It's not always the case that the hardest trophy to win is the very first. It is often the one AFTER that first piece of silverware.
Arsenal's FA Cup final win last weekend almost felt like the club's first ever trophy, after nine years consisting of some near misses and quite a few more attempts that sailed wide of the mark, there was understandable relief and joy. You wouldn't have found bigger celebrations if Hull City, without a cup in their entire history, had secured the win.
Theo Walcott was just one of the Gunners camp that saw the win as a sign Arsenal were on the cusp of great things. "This is definitely the stepping stone that’s going to build us into an absolutely dominant Arsenal team," the England winger said.
Ironically, the Gunners weren't at their best over the course of their FA Cup run. Four home ties meant they never had to leave London, and a straight forward win over a poor Spurs side in the third round was followed by tight wins over Liverpool and Everton, and even closer victories over Wigan and Hull.
Those games will go down as mere footnotes to what ended up a trophy winning season, and of course, that is a reason for celebration, but they should also serve as reminder to those expecting Arsenal to instantly jump up a level or two.
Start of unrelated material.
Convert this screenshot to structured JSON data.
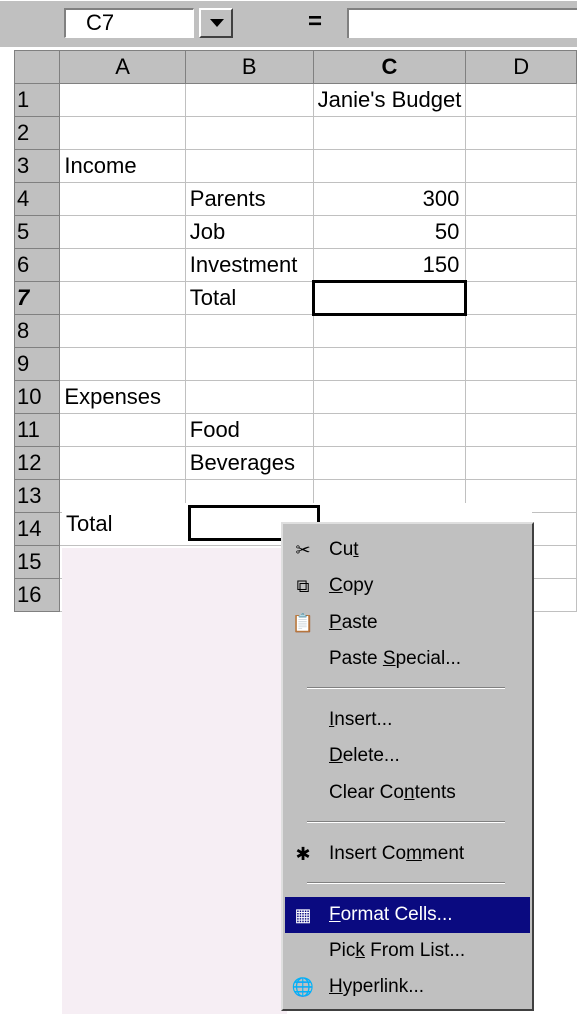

Walcott's words "absolute dominance" will be very difficult in a day and age when Manchester City and Chelsea will continue to outmuscle the Gunners in the long run. If a trophy doesn't come next year then this will be somewhat of a false dawn, and a couple of years without silverware will almost instantly signal a return to the anxiety that was present in the nine years the club just experienced without a title.
With Manchester City somewhat hamstrung for one season when it comes to recruiting top players, Arsenal have to pursue an aggressive transfer policy over the summer. It may be the only time that one of, and in fact their most affluent rival is unable to match their spending power.
Wenger should be prepared to invest £100 million if the players are anywhere near available, to reinforce striker, defensive midfield, and various defensive positions. If he fails to do that the Gunners may well fail to kick on from this season. One world class signing isn't enough, especially considering Sagna is as good as gone.
And the Arsenal boss should be prepared to give the League Cup a real go too next season, as a win there will actually begin to turn the illusion of that winning mentality into a reality.